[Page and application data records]
::::::::

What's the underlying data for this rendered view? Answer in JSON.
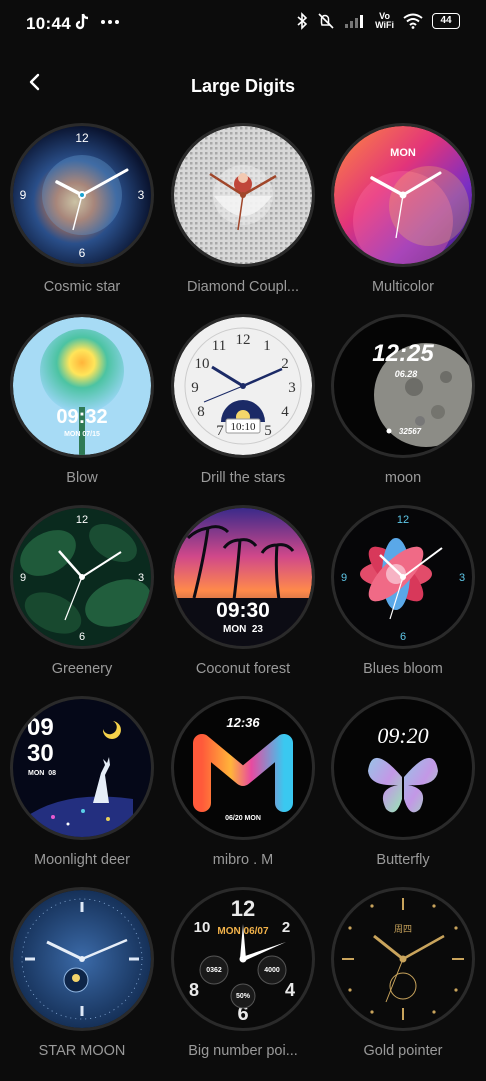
{
  "status_bar": {
    "time": "10:44",
    "vowifi": [
      "Vo",
      "WiFi"
    ],
    "battery": "44"
  },
  "header": {
    "title": "Large Digits"
  },
  "faces": [
    {
      "name": "Cosmic star",
      "digits": [
        "12",
        "3",
        "6",
        "9"
      ]
    },
    {
      "name": "Diamond Coupl..."
    },
    {
      "name": "Multicolor",
      "brand": "MON"
    },
    {
      "name": "Blow",
      "time": "09:32",
      "date": "MON 07/15"
    },
    {
      "name": "Drill the stars",
      "numerals": [
        "12",
        "1",
        "2",
        "3",
        "4",
        "5",
        "6",
        "7",
        "8",
        "9",
        "10",
        "11"
      ],
      "date": "10:10"
    },
    {
      "name": "moon",
      "time": "12:25",
      "date": "06.28",
      "steps": "32567"
    },
    {
      "name": "Greenery",
      "digits": [
        "12",
        "3",
        "6",
        "9"
      ]
    },
    {
      "name": "Coconut forest",
      "time": "09:30",
      "date": "MON  23"
    },
    {
      "name": "Blues bloom",
      "digits": [
        "12",
        "3",
        "6",
        "9"
      ]
    },
    {
      "name": "Moonlight deer",
      "hour": "09",
      "minute": "30",
      "date": "MON  08"
    },
    {
      "name": "mibro . M",
      "time": "12:36",
      "date": "06/20 MON"
    },
    {
      "name": "Butterfly",
      "time": "09:20"
    },
    {
      "name": "STAR MOON"
    },
    {
      "name": "Big number poi...",
      "date": "MON 06/07",
      "digits": [
        "12",
        "10",
        "2",
        "8",
        "4",
        "6"
      ],
      "left_value": "0362",
      "right_value": "4000",
      "battery": "50%"
    },
    {
      "name": "Gold pointer",
      "day": "周四"
    }
  ]
}
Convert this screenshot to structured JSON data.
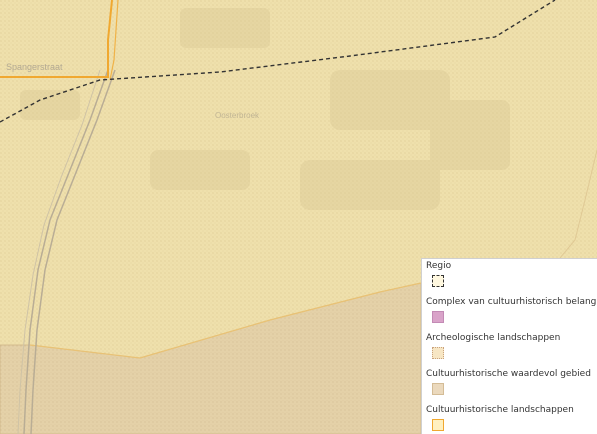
{
  "map": {
    "street_label": "Spangerstraat",
    "place_label": "Oosterbroek"
  },
  "legend": {
    "items": [
      {
        "label": "Regio",
        "symbol": "dashed-outline",
        "color": "#333333"
      },
      {
        "label": "Complex van cultuurhistorisch belang",
        "symbol": "filled-square",
        "color": "#d9a3c9"
      },
      {
        "label": "Archeologische landschappen",
        "symbol": "dotted-square",
        "color": "#f7e6c4"
      },
      {
        "label": "Cultuurhistorische waardevol gebied",
        "symbol": "filled-square",
        "color": "#ebd9bd"
      },
      {
        "label": "Cultuurhistorische landschappen",
        "symbol": "outlined-square",
        "color": "#f0a830"
      }
    ]
  },
  "colors": {
    "basemap": "#efe0ac",
    "waardevol_area": "#e6d3ab",
    "landschap_outline": "#f0a830",
    "regio_line": "#333333"
  }
}
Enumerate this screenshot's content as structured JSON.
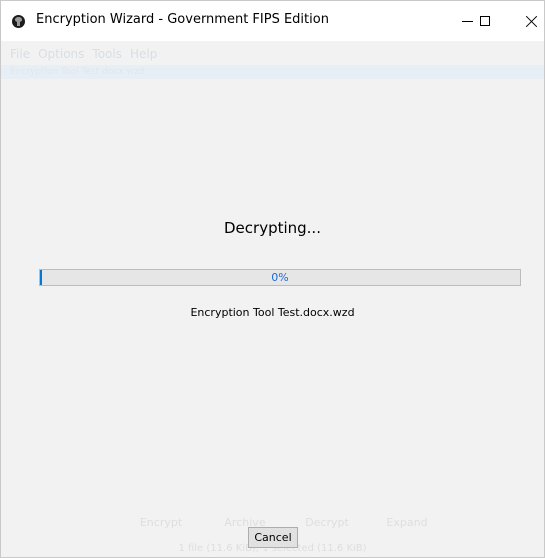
{
  "window": {
    "title": "Encryption Wizard - Government FIPS Edition",
    "icon": "app-shield-icon",
    "controls": {
      "minimize": "minimize-icon",
      "maximize": "maximize-icon",
      "close": "close-icon"
    }
  },
  "menu": {
    "items": [
      "File",
      "Options",
      "Tools",
      "Help"
    ]
  },
  "path": {
    "text": "Encryption Tool Test.docx.wzd"
  },
  "status": {
    "title": "Decrypting...",
    "progress_text": "0%",
    "progress_fraction": 0.0,
    "filename": "Encryption Tool Test.docx.wzd"
  },
  "background_buttons": [
    "Encrypt",
    "Archive",
    "Decrypt",
    "Expand"
  ],
  "background_status": "1 file (11.6 KiB), 1 selected (11.6 KiB)",
  "cancel_label": "Cancel",
  "colors": {
    "progress_accent": "#0078d7",
    "progress_text": "#1e6bd6"
  }
}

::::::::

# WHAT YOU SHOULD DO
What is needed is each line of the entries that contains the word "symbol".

# RESULT FOR THIS TASK
        "symbol": "dashed-outline",
        "symbol": "filled-square",
        "symbol": "dotted-square",
        "symbol": "filled-square",
        "symbol": "outlined-square",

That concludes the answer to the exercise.